• [What you have to do]: Would you filter these records and copy every line that has the word "others"?

• [Exercise inputs]:
——————
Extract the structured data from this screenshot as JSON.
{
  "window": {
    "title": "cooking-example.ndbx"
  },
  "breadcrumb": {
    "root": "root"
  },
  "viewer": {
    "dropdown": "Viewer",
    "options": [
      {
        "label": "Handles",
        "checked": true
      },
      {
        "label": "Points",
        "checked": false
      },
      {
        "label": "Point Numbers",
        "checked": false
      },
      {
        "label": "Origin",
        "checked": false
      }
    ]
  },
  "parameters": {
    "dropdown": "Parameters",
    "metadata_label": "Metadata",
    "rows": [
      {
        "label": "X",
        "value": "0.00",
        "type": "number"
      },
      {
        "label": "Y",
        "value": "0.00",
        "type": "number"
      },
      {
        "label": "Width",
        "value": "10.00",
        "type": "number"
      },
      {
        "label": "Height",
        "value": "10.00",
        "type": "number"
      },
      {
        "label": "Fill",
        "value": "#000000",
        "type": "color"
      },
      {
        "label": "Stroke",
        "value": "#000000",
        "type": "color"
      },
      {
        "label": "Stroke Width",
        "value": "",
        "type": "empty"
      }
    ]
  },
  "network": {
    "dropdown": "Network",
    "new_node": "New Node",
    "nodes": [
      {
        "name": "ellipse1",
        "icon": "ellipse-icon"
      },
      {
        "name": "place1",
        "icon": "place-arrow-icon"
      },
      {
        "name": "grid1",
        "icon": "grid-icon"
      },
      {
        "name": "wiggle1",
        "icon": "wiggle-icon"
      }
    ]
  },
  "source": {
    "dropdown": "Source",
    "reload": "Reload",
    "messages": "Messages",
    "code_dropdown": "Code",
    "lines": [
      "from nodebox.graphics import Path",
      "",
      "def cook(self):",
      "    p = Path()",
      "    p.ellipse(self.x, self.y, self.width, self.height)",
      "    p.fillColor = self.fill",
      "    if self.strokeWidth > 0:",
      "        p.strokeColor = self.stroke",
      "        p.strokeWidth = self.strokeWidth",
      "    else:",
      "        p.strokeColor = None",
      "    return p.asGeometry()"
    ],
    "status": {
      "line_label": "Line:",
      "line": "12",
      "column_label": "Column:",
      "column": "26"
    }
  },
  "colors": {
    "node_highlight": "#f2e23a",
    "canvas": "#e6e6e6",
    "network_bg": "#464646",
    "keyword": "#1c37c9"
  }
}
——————
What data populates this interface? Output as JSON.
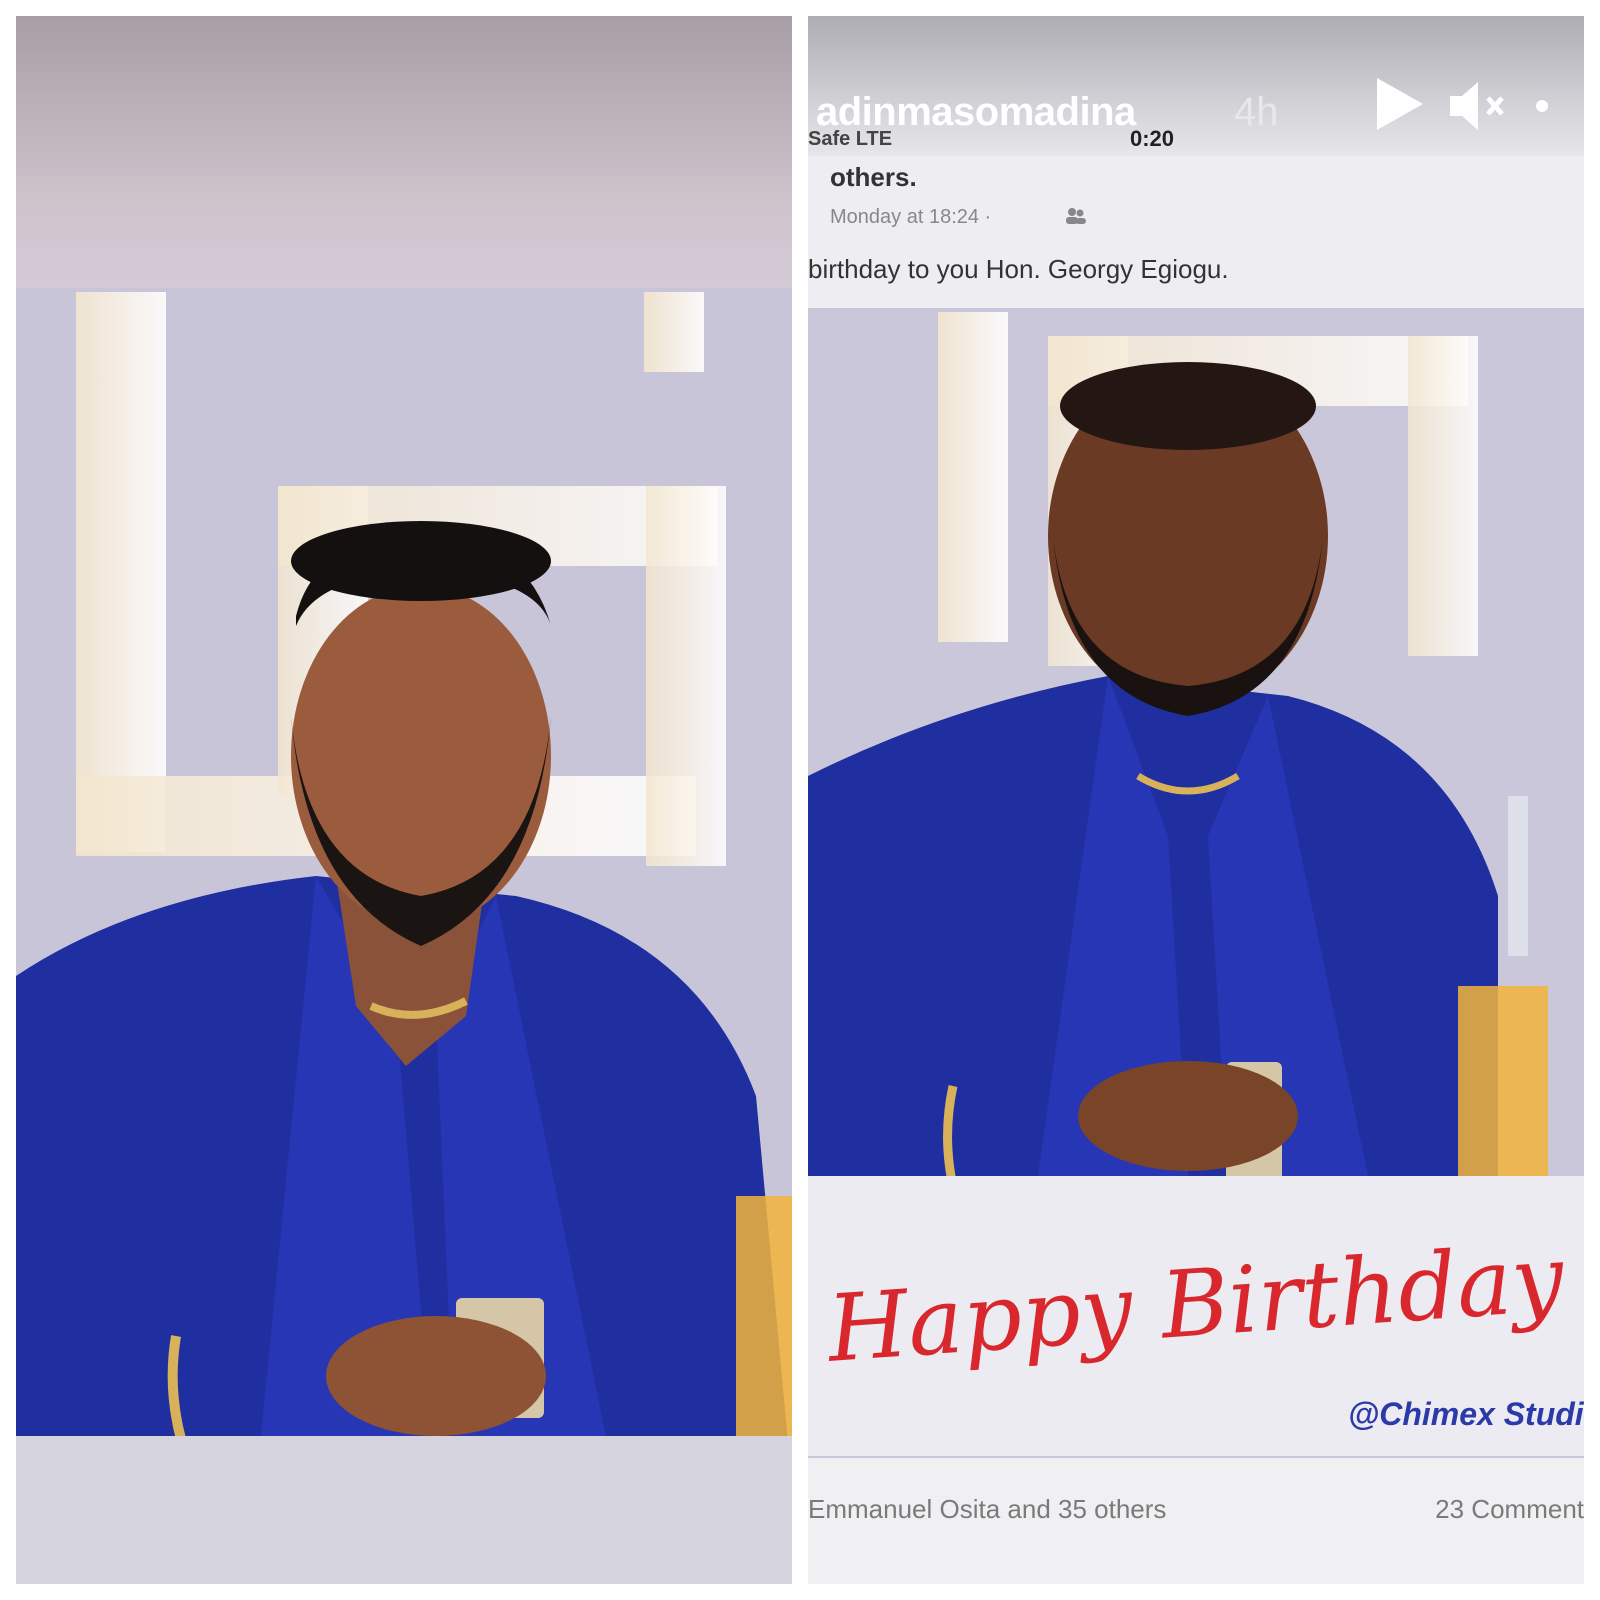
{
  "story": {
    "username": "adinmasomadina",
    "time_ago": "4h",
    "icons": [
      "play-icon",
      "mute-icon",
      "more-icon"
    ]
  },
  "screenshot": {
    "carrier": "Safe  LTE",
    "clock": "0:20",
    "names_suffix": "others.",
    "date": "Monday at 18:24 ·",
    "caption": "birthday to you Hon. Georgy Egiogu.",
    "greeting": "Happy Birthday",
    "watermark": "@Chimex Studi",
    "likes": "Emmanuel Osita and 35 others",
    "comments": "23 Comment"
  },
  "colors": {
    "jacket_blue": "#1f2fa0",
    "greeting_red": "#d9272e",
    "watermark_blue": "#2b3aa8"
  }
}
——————
• [Result of this exercise]:
    "names_suffix": "others.",
    "likes": "Emmanuel Osita and 35 others",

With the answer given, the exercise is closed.